FRANKFURT, Germany, Sept. 6 (Xinhua) -- The European Central Bank (ECB) on Thursday announced its new bond-buying program will be unlimited and sterilized.
The governing council decided on the modalities for undertaking Outright Monetary Transactions (OMTs) in secondary markets for sovereign bonds in the euro area, the ECB president Mario Draghi read out in a statement.
In another press release, Draghi said no ex-ante quantitative limits are set on the size of OMTs and the transactions will be focused on the shorter part of the yield curve, and in particular on sovereign bonds with a maturity of between one and three years.

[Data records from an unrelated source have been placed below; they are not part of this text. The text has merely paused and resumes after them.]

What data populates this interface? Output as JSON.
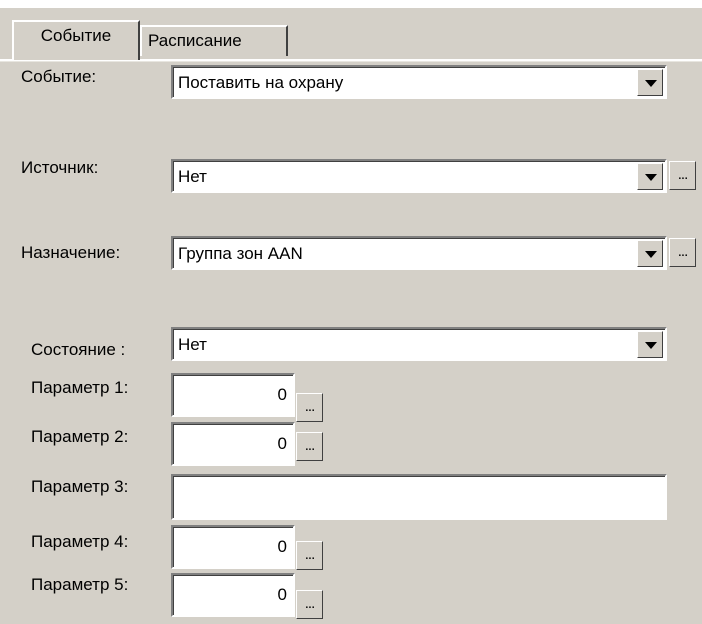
{
  "tabs": [
    {
      "label": "Событие",
      "active": true
    },
    {
      "label": "Расписание",
      "active": false
    }
  ],
  "fields": {
    "event": {
      "label": "Событие:",
      "value": "Поставить на охрану"
    },
    "source": {
      "label": "Источник:",
      "value": "Нет"
    },
    "destination": {
      "label": "Назначение:",
      "value": "Группа зон AAN"
    },
    "state": {
      "label": "Состояние :",
      "value": "Нет"
    },
    "param1": {
      "label": "Параметр 1:",
      "value": "0"
    },
    "param2": {
      "label": "Параметр 2:",
      "value": "0"
    },
    "param3": {
      "label": "Параметр 3:",
      "value": ""
    },
    "param4": {
      "label": "Параметр 4:",
      "value": "0"
    },
    "param5": {
      "label": "Параметр 5:",
      "value": "0"
    }
  },
  "browse_label": "...",
  "colors": {
    "background": "#d4d0c8",
    "field": "#ffffff"
  },
  "icons": {
    "dropdown": "chevron-down-icon"
  }
}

Just like the Securities Market Program (SMP), under which the ECB started to buy euro area government bonds in May 2010, the ECB decided that the liquidity created through OMTs will be fully sterilized with a clear purpose of assuaging inflation concerns.

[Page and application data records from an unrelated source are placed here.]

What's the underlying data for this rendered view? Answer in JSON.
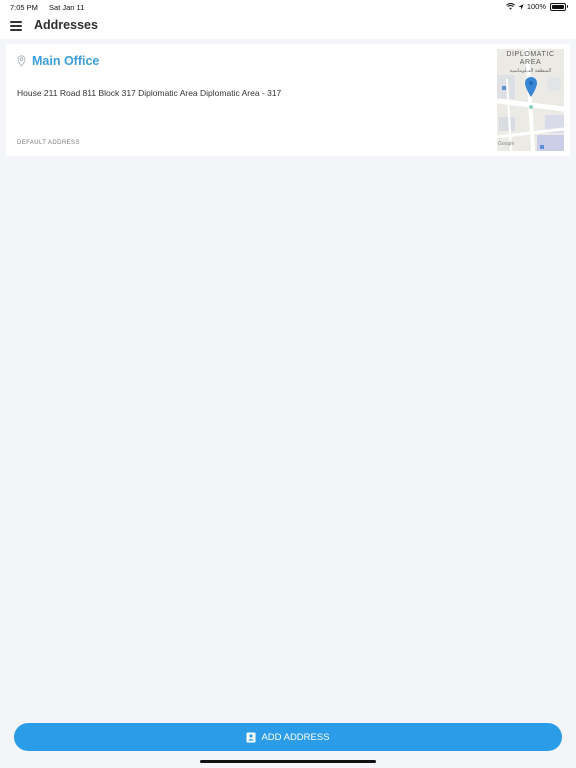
{
  "status_bar": {
    "time": "7:05 PM",
    "date": "Sat Jan 11",
    "battery": "100%"
  },
  "header": {
    "title": "Addresses"
  },
  "addresses": [
    {
      "name": "Main Office",
      "address": "House 211  Road 811 Block 317 Diplomatic Area Diplomatic Area - 317",
      "label": "DEFAULT ADDRESS",
      "map": {
        "area_label_line1": "DIPLOMATIC",
        "area_label_line2": "AREA",
        "area_label_arabic": "المنطقة الدبلوماسية"
      }
    }
  ],
  "footer": {
    "add_button_label": "ADD ADDRESS"
  },
  "colors": {
    "accent": "#2b9de8",
    "title_blue": "#3c9ed9",
    "background": "#f3f5f8"
  }
}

The SMP, worth 209 billion euros (264 billion U.S. dollars), has been terminated.
Strict and effective conditions will be attached to the OMTs and European Financial Stability or European Stability Mechanism programs, Draghi said, adding the ECB would seek the involvement of the International Monetary Fund to design country-specific conditions.
The ECB clarified bonds under the OMTs would be treated the same as private or other creditors. The ECB will publish the aggregate OMT holdings and their market values on a weekly basis.

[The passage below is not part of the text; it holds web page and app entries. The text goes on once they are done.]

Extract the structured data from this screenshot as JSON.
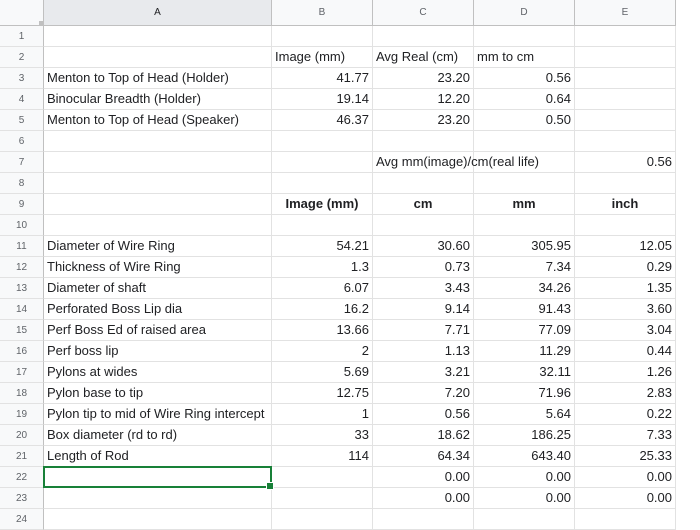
{
  "columns": [
    "A",
    "B",
    "C",
    "D",
    "E"
  ],
  "selected_cell": "A22",
  "rows": [
    {
      "n": "1",
      "cells": [
        "",
        "",
        "",
        "",
        ""
      ]
    },
    {
      "n": "2",
      "cells": [
        "",
        "Image (mm)",
        "Avg Real (cm)",
        "mm to cm",
        ""
      ]
    },
    {
      "n": "3",
      "cells": [
        "Menton to Top of Head (Holder)",
        "41.77",
        "23.20",
        "0.56",
        ""
      ]
    },
    {
      "n": "4",
      "cells": [
        "Binocular Breadth (Holder)",
        "19.14",
        "12.20",
        "0.64",
        ""
      ]
    },
    {
      "n": "5",
      "cells": [
        "Menton to Top of Head (Speaker)",
        "46.37",
        "23.20",
        "0.50",
        ""
      ]
    },
    {
      "n": "6",
      "cells": [
        "",
        "",
        "",
        "",
        ""
      ]
    },
    {
      "n": "7",
      "cells": [
        "",
        "",
        "Avg mm(image)/cm(real life)",
        "",
        "0.56"
      ]
    },
    {
      "n": "8",
      "cells": [
        "",
        "",
        "",
        "",
        ""
      ]
    },
    {
      "n": "9",
      "cells": [
        "",
        "Image (mm)",
        "cm",
        "mm",
        "inch"
      ]
    },
    {
      "n": "10",
      "cells": [
        "",
        "",
        "",
        "",
        ""
      ]
    },
    {
      "n": "11",
      "cells": [
        "Diameter of Wire Ring",
        "54.21",
        "30.60",
        "305.95",
        "12.05"
      ]
    },
    {
      "n": "12",
      "cells": [
        "Thickness of Wire Ring",
        "1.3",
        "0.73",
        "7.34",
        "0.29"
      ]
    },
    {
      "n": "13",
      "cells": [
        "Diameter of shaft",
        "6.07",
        "3.43",
        "34.26",
        "1.35"
      ]
    },
    {
      "n": "14",
      "cells": [
        "Perforated Boss Lip dia",
        "16.2",
        "9.14",
        "91.43",
        "3.60"
      ]
    },
    {
      "n": "15",
      "cells": [
        "Perf Boss Ed of raised area",
        "13.66",
        "7.71",
        "77.09",
        "3.04"
      ]
    },
    {
      "n": "16",
      "cells": [
        "Perf boss lip",
        "2",
        "1.13",
        "11.29",
        "0.44"
      ]
    },
    {
      "n": "17",
      "cells": [
        "Pylons at wides",
        "5.69",
        "3.21",
        "32.11",
        "1.26"
      ]
    },
    {
      "n": "18",
      "cells": [
        "Pylon base to tip",
        "12.75",
        "7.20",
        "71.96",
        "2.83"
      ]
    },
    {
      "n": "19",
      "cells": [
        "Pylon tip to mid of Wire Ring intercept",
        "1",
        "0.56",
        "5.64",
        "0.22"
      ]
    },
    {
      "n": "20",
      "cells": [
        "Box diameter (rd to rd)",
        "33",
        "18.62",
        "186.25",
        "7.33"
      ]
    },
    {
      "n": "21",
      "cells": [
        "Length of Rod",
        "114",
        "64.34",
        "643.40",
        "25.33"
      ]
    },
    {
      "n": "22",
      "cells": [
        "",
        "",
        "0.00",
        "0.00",
        "0.00"
      ]
    },
    {
      "n": "23",
      "cells": [
        "",
        "",
        "0.00",
        "0.00",
        "0.00"
      ]
    },
    {
      "n": "24",
      "cells": [
        "",
        "",
        "",
        "",
        ""
      ]
    }
  ]
}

Draghi said economic growth in the euro area is expected to remain weak, citing ongoing tensions in financial markets and heightened uncertainty weighing on confidence and sentiment.
"OMTs will enable us to address severe distortions in government bond markets which originate from, in particular, unfounded fears on the part of investors of the reversibility of the euro," he said.
The governing council would decide on the start, continuation and suspension of OMTs after a thorough assessment, Draghi added.
Following remarks that he would do whatever it took to preserve the euro, Draghi said at a press conference in August that the ECB would buy sovereign bonds of euro area governments if they officially ask for bailouts from the ESM.
Draghi's remarks and the new bond-buying plan have pushed market expectations to a high level. There is hope that the new bond-buying plan may bring down the borrowing costs of euro area countries such as Italy and Spain, which are grappling with high bond yields.